Honestly? I would suggest that you put aside your bot work for awhile, and get your hands dirty as a human player in more online games. Again, I respect the impulse to rely upon the possibility and potential of your AI, but I must suggest that you'll get ahead faster if you know the nuances of the game better yourself. Brief example? There are moments of pivotal action in most games. Specifically, I would highlight moments when a player has four cards, can cash, can kill another opponent with four cards, therefore cash again post-kill. Round eight in particular; eleven, fourteen, etc. Such moments of cascading card kills are when and where some humans can kill three, four, or even five opponents within a standard 30s small map turn timer.
Knowing how to most efficiently pre-position yourself for those moments of potential multiple kills is a skill that elevates some humans far, far above others. Not just targeting one possible victim, but recognizing your position in the turn order, who is moving after you, and how best to target multiple opponents who may or may not cash on three cards, and therefore go to four cards or not. Or knowing when you should more certainly focus on one potential target alone rather than allowing yourself multiple but less likely targets given divided focus.
(As well as knowing how to make yourself more difficult to kill for those moving before you in such situations.)
Infinite monkeys and typewriters? They'd figure that out eventually, I guess. But how can you nudge your AI towards recognizing such obvious moments of resonance today?

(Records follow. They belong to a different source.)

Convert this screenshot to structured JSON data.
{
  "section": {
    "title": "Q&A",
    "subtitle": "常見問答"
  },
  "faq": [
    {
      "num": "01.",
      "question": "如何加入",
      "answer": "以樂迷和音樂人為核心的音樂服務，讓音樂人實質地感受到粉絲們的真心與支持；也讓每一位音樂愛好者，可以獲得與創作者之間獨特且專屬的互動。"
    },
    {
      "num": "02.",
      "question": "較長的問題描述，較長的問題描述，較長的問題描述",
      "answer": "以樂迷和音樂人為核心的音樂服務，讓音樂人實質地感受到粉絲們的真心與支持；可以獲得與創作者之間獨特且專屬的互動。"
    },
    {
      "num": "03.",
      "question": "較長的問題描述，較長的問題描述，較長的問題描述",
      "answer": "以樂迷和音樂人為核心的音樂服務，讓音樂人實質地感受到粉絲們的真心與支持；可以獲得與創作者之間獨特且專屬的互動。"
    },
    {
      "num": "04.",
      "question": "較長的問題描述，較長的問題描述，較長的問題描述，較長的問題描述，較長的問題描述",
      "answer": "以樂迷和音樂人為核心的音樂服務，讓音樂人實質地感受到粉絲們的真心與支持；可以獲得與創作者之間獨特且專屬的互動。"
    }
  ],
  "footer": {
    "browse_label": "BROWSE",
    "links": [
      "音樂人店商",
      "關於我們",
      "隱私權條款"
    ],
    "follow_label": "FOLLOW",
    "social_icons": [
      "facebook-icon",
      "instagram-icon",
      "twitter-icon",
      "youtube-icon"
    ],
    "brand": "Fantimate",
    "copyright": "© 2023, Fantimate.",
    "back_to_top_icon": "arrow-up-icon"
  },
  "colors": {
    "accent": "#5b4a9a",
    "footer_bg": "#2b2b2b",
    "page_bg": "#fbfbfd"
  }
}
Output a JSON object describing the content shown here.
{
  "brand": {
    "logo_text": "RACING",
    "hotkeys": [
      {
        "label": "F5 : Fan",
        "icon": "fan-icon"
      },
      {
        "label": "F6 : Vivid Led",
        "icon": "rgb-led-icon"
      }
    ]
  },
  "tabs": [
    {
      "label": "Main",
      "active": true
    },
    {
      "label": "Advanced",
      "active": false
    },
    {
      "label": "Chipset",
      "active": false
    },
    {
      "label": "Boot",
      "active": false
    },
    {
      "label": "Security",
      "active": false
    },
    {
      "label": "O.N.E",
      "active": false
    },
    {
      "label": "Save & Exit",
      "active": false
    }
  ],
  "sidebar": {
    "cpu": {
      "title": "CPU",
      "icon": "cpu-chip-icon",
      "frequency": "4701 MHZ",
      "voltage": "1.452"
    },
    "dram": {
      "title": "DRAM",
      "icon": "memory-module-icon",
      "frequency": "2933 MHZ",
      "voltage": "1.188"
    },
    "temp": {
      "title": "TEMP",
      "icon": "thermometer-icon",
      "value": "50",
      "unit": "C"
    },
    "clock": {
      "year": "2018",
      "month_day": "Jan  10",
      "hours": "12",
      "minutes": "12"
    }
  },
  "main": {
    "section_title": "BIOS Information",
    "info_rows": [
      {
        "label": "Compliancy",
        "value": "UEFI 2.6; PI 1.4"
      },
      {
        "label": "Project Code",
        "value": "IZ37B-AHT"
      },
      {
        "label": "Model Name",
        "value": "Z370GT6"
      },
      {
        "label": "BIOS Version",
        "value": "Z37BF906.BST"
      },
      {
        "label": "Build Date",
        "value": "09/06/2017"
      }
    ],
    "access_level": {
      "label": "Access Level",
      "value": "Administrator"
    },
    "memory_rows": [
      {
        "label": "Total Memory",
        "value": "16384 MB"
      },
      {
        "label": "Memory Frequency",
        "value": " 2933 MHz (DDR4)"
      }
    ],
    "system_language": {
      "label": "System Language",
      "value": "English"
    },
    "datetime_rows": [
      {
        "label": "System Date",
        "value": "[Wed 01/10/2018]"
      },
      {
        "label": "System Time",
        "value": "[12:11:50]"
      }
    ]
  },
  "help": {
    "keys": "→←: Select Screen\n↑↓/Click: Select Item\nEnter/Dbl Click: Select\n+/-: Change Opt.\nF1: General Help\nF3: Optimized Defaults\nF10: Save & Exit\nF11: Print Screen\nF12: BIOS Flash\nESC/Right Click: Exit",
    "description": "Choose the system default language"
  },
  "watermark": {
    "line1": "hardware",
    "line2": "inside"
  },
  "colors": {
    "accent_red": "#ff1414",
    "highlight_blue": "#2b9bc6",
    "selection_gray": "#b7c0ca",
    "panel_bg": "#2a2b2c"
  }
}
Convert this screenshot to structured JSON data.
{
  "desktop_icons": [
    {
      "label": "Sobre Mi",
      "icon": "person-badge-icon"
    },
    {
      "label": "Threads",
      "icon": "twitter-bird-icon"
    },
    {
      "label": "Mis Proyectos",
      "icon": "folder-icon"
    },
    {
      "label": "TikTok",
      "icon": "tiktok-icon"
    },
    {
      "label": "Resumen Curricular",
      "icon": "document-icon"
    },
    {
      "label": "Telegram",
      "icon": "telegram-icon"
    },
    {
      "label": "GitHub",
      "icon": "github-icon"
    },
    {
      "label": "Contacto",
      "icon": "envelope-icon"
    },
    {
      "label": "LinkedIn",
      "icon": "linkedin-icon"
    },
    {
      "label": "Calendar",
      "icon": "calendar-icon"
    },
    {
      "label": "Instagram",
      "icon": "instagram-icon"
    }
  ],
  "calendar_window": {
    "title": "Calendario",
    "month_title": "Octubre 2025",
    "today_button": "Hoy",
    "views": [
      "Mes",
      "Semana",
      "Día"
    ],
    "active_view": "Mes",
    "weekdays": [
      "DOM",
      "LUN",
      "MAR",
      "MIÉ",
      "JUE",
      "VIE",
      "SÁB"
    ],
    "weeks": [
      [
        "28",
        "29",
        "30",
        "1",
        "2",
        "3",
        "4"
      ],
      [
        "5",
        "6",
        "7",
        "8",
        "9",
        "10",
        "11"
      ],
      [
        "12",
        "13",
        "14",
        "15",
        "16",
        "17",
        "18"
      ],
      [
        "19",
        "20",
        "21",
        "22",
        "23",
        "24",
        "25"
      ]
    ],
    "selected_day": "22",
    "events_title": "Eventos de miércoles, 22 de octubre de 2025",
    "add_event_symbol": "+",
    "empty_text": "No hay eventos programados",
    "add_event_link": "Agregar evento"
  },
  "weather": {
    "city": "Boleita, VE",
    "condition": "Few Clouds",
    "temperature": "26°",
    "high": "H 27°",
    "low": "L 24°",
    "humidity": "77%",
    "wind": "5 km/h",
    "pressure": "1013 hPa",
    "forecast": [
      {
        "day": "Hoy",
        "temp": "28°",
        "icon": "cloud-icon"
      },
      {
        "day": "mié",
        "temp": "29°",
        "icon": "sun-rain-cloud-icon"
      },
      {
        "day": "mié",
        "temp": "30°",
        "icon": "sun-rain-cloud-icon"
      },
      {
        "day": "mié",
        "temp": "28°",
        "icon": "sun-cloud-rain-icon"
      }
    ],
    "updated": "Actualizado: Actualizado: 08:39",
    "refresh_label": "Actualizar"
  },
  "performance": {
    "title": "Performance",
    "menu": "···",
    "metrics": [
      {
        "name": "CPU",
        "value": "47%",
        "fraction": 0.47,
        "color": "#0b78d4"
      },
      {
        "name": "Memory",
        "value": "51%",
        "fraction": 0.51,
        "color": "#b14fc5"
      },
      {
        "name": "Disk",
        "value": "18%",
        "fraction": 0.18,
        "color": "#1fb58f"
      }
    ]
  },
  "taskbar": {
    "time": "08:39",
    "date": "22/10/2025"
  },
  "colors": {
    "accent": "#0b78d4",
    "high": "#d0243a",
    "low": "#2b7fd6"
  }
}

Apologies for those who were looking forward to playing Oponn. One more week.
Can I ask what platform you're playing it on? If you're playing on Android it may be that your processor isn't powerful enough to run it at the default number of iterations in a reasonable amount of time. As Dustin suggests, there is a settings file in which you can tweak the number of iterations. You can also turn "debug" on to see what Oponn is doing which should give you some indication of what's going on.I can't seem to get the bot to work. Without timer, it would not place any armies. With the timer, the timer just ran down. Is there some special setting for it?
If you still have problems let me know!
I'm very interested in your dissertation, could you PM/post a link to it? I'd love to see what techniques you've used and what the results are.If anyone's interested in looking over how its implemented or taking a look at its results against the existing agents let me know and I can send you a link to my dissertation.
Looking at it, I am not very surprised it outperforms the other bots. It uses hardcoded models of the other bots to predict their behaviour and uses that in the MCTS algorithm. This feels like cheating :p
MCTS is so awesome exactly because you don't need any domain knowledge in the play-out phase, it uses random moves to simulate till a game ends and then run another 1000(?) simulations to game end and picks the initial move which leads to the most promising (random) results